This console generation is finally starting to wrap-up, which has prompted many gaming companies to begin looking to the future of their platforms. Microsoft is one of these companies, though it seems to have a much clearer vision of where the games industry is headed and how it intends to survive in a shifting market than some of its competitors.
Speaking with a room full of journalists in Microsoft’s headquarters, CEO Satya Nadella outlined plans for the tech giant’s future, stating that the company intends to become the “Netflix of games” through the upcoming Project xCloud, which will allow users to stream a vast library of games to nearly any device. Rumors have been circulating for months that Microsoft intends to launch a streaming-only version of the next Xbox, and these apparent ambitions certainly add fuel to that fire.
According to Nadella, users would be able to access games on any device, from laptops to mobile phones. This would eliminate the need for televisions and game consoles, which many people simply don’t have access to.
This move shouldn’t come as much of a surprise to fans. Microsoft already has a Netflix-like service in Xbox Game Pass, which allows users to access a vast library of games for a monthly fee. While not a streaming service per se, it has proven to be popular among fans, making an entirely streamed version of the service a logical next step for the company.
Microsoft isn’t the only company to have game streaming ambitions – both Amazon and Google have announced plans to create their own services – but Microsoft has a tried-and-true business model and an established base of games and gamers, giving it an early leg-up in the competition. It isn’t a de facto death sentence for other competitors, but it does bode well for the future of the Xbox and Project xCloud brands.

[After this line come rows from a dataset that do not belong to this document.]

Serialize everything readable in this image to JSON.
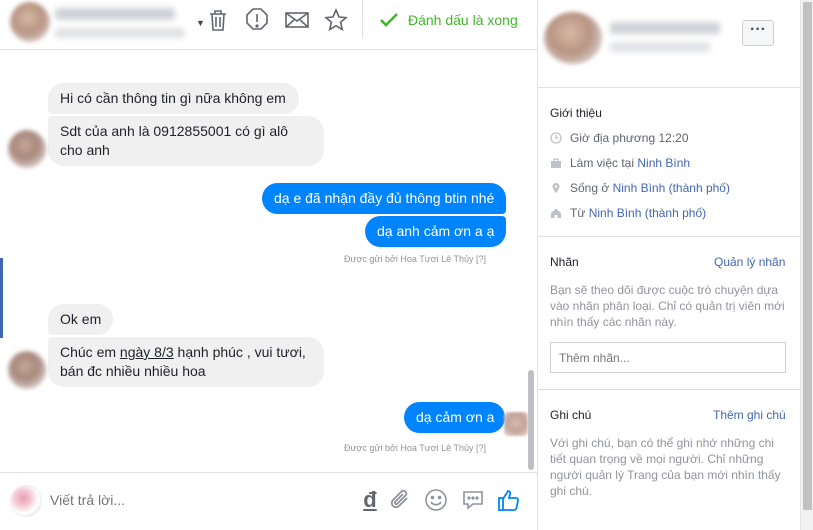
{
  "header": {
    "done_label": "Đánh dấu là xong",
    "icons": [
      "trash-icon",
      "alert-icon",
      "envelope-icon",
      "star-icon",
      "check-icon"
    ]
  },
  "messages": [
    {
      "dir": "in",
      "text": "Hi có cần thông tin gì nữa không em"
    },
    {
      "dir": "in",
      "text_line1": "Sdt của anh là 0912855001 có gì alô",
      "text_line2": "cho anh"
    },
    {
      "dir": "out",
      "text": "dạ e đã nhận đầy đủ thông btin nhé"
    },
    {
      "dir": "out",
      "text": "dạ anh cảm ơn a ạ"
    },
    {
      "dir": "in",
      "text": "Ok em"
    },
    {
      "dir": "in",
      "text_line1_pre": "Chúc em ",
      "text_line1_u": "ngày 8/3",
      "text_line1_post": " hạnh phúc , vui tươi,",
      "text_line2": "bán đc nhiều nhiều hoa"
    },
    {
      "dir": "out",
      "text": "dạ cảm ơn a"
    }
  ],
  "sent_by": {
    "label": "Được gửi bởi Hoa Tươi Lê Thủy",
    "help": "[?]"
  },
  "composer": {
    "placeholder": "Viết trả lời...",
    "dong_symbol": "đ",
    "icons": [
      "dong-icon",
      "attachment-icon",
      "emoji-icon",
      "saved-replies-icon",
      "like-icon"
    ]
  },
  "profile": {
    "intro_title": "Giới thiệu",
    "local_time": "Giờ địa phương 12:20",
    "work_prefix": "Làm việc tại ",
    "work_place": "Ninh Bình",
    "lives_prefix": "Sống ở ",
    "lives_place": "Ninh Bình (thành phố)",
    "from_prefix": "Từ ",
    "from_place": "Ninh Bình (thành phố)",
    "more_label": "···"
  },
  "labels": {
    "title": "Nhãn",
    "manage": "Quản lý nhãn",
    "desc": "Bạn sẽ theo dõi được cuộc trò chuyện dựa vào nhãn phân loại. Chỉ có quản trị viên mới nhìn thấy các nhãn này.",
    "placeholder": "Thêm nhãn..."
  },
  "notes": {
    "title": "Ghi chú",
    "add": "Thêm ghi chú",
    "desc": "Với ghi chú, bạn có thể ghi nhớ những chi tiết quan trọng về mọi người. Chỉ những người quản lý Trang của bạn mới nhìn thấy ghi chú."
  },
  "colors": {
    "accent": "#0084ff",
    "link": "#4267b2",
    "done": "#42b72a"
  }
}
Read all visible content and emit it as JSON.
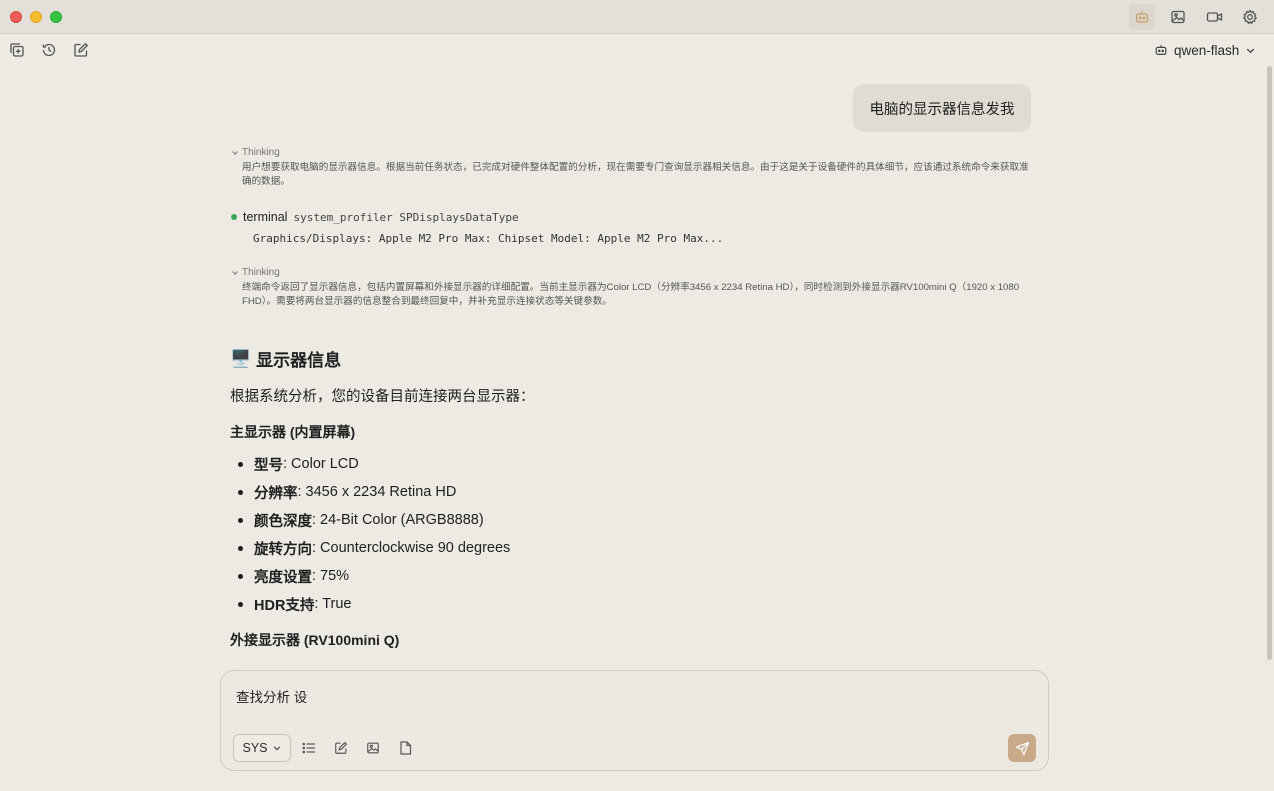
{
  "model": {
    "name": "qwen-flash"
  },
  "user_message": "电脑的显示器信息发我",
  "thinking1": {
    "label": "Thinking",
    "text": "用户想要获取电脑的显示器信息。根据当前任务状态，已完成对硬件整体配置的分析，现在需要专门查询显示器相关信息。由于这是关于设备硬件的具体细节，应该通过系统命令来获取准确的数据。"
  },
  "terminal": {
    "name": "terminal",
    "command": "system_profiler SPDisplaysDataType",
    "output": "Graphics/Displays: Apple M2 Pro Max: Chipset Model: Apple M2 Pro Max..."
  },
  "thinking2": {
    "label": "Thinking",
    "text": "终端命令返回了显示器信息，包括内置屏幕和外接显示器的详细配置。当前主显示器为Color LCD（分辨率3456 x 2234 Retina HD），同时检测到外接显示器RV100mini Q（1920 x 1080 FHD）。需要将两台显示器的信息整合到最终回复中，并补充显示连接状态等关键参数。"
  },
  "answer": {
    "heading_emoji": "🖥️",
    "heading": "显示器信息",
    "intro": "根据系统分析，您的设备目前连接两台显示器：",
    "primary_title": "主显示器 (内置屏幕)",
    "primary_items": [
      {
        "k": "型号",
        "v": ": Color LCD"
      },
      {
        "k": "分辨率",
        "v": ": 3456 x 2234 Retina HD"
      },
      {
        "k": "颜色深度",
        "v": ": 24-Bit Color (ARGB8888)"
      },
      {
        "k": "旋转方向",
        "v": ": Counterclockwise 90 degrees"
      },
      {
        "k": "亮度设置",
        "v": ": 75%"
      },
      {
        "k": "HDR支持",
        "v": ": True"
      }
    ],
    "external_title": "外接显示器 (RV100mini Q)"
  },
  "input": {
    "value": "查找分析 设"
  },
  "sys_select": {
    "label": "SYS"
  },
  "colors": {
    "accent": "#c9a987",
    "background": "#edeae4",
    "status_dot": "#3aa757"
  }
}
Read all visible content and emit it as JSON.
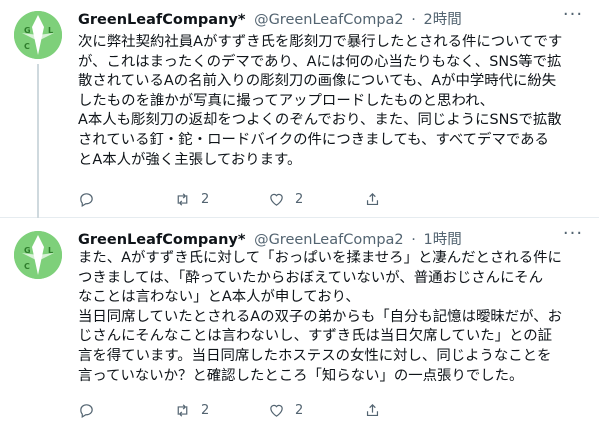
{
  "tweets": [
    {
      "display_name": "GreenLeafCompany*",
      "handle": "@GreenLeafCompa2",
      "dot": "·",
      "time": "2時間",
      "lines": [
        "次に弊社契約社員Aがすずき氏を彫刻刀で暴行したとされる件についてです",
        "が、これはまったくのデマであり、Aには何の心当たりもなく、SNS等で拡",
        "散されているAの名前入りの彫刻刀の画像についても、Aが中学時代に紛失",
        "したものを誰かが写真に撮ってアップロードしたものと思われ、",
        "A本人も彫刻刀の返却をつよくのぞんでおり、また、同じようにSNSで拡散",
        "されている釘・鉈・ロードバイクの件につきましても、すべてデマである",
        "とA本人が強く主張しております。"
      ],
      "retweet_count": "2",
      "like_count": "2",
      "avatar_letters": [
        "G",
        "L",
        "C"
      ]
    },
    {
      "display_name": "GreenLeafCompany*",
      "handle": "@GreenLeafCompa2",
      "dot": "·",
      "time": "1時間",
      "lines": [
        "また、Aがすずき氏に対して「おっぱいを揉ませろ」と凄んだとされる件に",
        "つきましては、「酔っていたからおぼえていないが、普通おじさんにそん",
        "なことは言わない」とA本人が申しており、",
        "当日同席していたとされるAの双子の弟からも「自分も記憶は曖昧だが、お",
        "じさんにそんなことは言わないし、すずき氏は当日欠席していた」との証",
        "言を得ています。当日同席したホステスの女性に対し、同じようなことを",
        "言っていないか？と確認したところ「知らない」の一点張りでした。"
      ],
      "retweet_count": "2",
      "like_count": "2",
      "avatar_letters": [
        "G",
        "L",
        "C"
      ]
    }
  ],
  "icons": {
    "reply": "reply-icon",
    "retweet": "retweet-icon",
    "like": "heart-icon",
    "share": "share-icon",
    "more": "more-icon"
  },
  "colors": {
    "avatar_green": "#7ed07a",
    "text_secondary": "#536471",
    "divider": "#e6ecf0"
  }
}
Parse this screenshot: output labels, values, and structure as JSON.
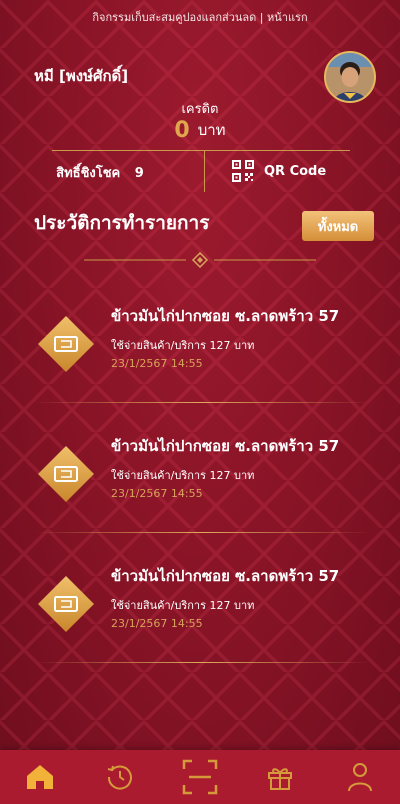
{
  "header": {
    "title": "กิจกรรมเก็บสะสมคูปองแลกส่วนลด | หน้าแรก"
  },
  "user": {
    "name": "หมี [พงษ์ศักดิ์]",
    "avatar_icon": "user-avatar-photo"
  },
  "credit": {
    "label": "เครดิต",
    "amount": "0",
    "unit": "บาท"
  },
  "chance": {
    "label": "สิทธิ์ชิงโชค",
    "value": "9"
  },
  "qr": {
    "label": "QR Code",
    "icon": "qr-code-icon"
  },
  "history": {
    "title": "ประวัติการทำรายการ",
    "all_label": "ทั้งหมด",
    "items": [
      {
        "shop": "ข้าวมันไก่ปากซอย ซ.ลาดพร้าว 57",
        "spend": "ใช้จ่ายสินค้า/บริการ 127 บาท",
        "time": "23/1/2567 14:55"
      },
      {
        "shop": "ข้าวมันไก่ปากซอย ซ.ลาดพร้าว 57",
        "spend": "ใช้จ่ายสินค้า/บริการ 127 บาท",
        "time": "23/1/2567 14:55"
      },
      {
        "shop": "ข้าวมันไก่ปากซอย ซ.ลาดพร้าว 57",
        "spend": "ใช้จ่ายสินค้า/บริการ 127 บาท",
        "time": "23/1/2567 14:55"
      }
    ]
  },
  "nav": {
    "items": [
      {
        "icon": "home-icon",
        "active": true
      },
      {
        "icon": "history-icon",
        "active": false
      },
      {
        "icon": "scan-icon",
        "active": false
      },
      {
        "icon": "gift-icon",
        "active": false
      },
      {
        "icon": "profile-icon",
        "active": false
      }
    ]
  },
  "colors": {
    "primary": "#8a1427",
    "gold": "#e0a64e",
    "nav_bg": "#aa1b30"
  }
}
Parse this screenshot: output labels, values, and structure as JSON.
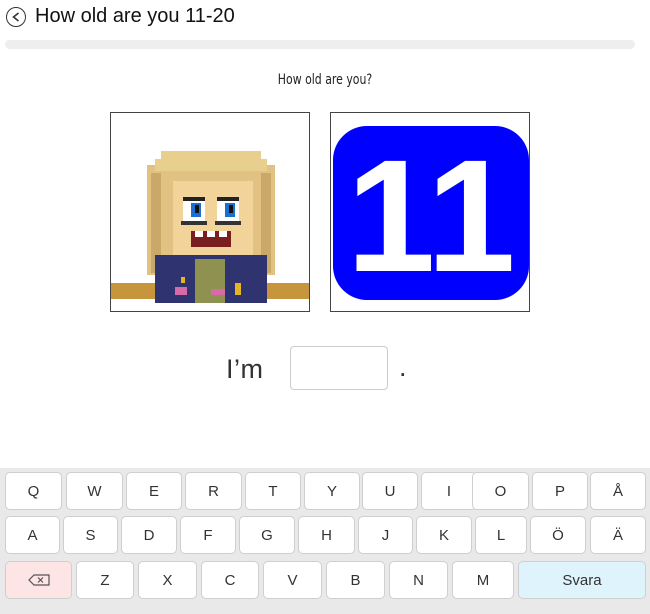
{
  "header": {
    "title": "How old are you 11-20",
    "back_icon": "back-arrow-icon"
  },
  "progress": {
    "value": 0
  },
  "question": "How old are you?",
  "images": {
    "left": {
      "icon": "character-portrait"
    },
    "right": {
      "number": "11",
      "bg_color": "#0000ff"
    }
  },
  "answer": {
    "prefix": "I’m",
    "value": "",
    "suffix": "."
  },
  "keyboard": {
    "row1": [
      "Q",
      "W",
      "E",
      "R",
      "T",
      "Y",
      "U",
      "I",
      "O",
      "P",
      "Å"
    ],
    "row2": [
      "A",
      "S",
      "D",
      "F",
      "G",
      "H",
      "J",
      "K",
      "L",
      "Ö",
      "Ä"
    ],
    "row3": [
      "Z",
      "X",
      "C",
      "V",
      "B",
      "N",
      "M"
    ],
    "backspace_icon": "backspace-icon",
    "submit_label": "Svara",
    "colors": {
      "backspace_bg": "#fde5e5",
      "submit_bg": "#def3fb"
    }
  }
}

In a market where retailers like GameStop are reporting lower and lower sales, a future of simply streaming games seems inevitable. It would eliminate the hardware cost that is a barrier to many people who wish to play games, which would be good for the industry as a whole. There is the hurdle of poor internet infrastructure in many major markets like the US, but there’s a good chance those issues will be solved by the time streaming-only services are the only option to play games.
Source: Business Insider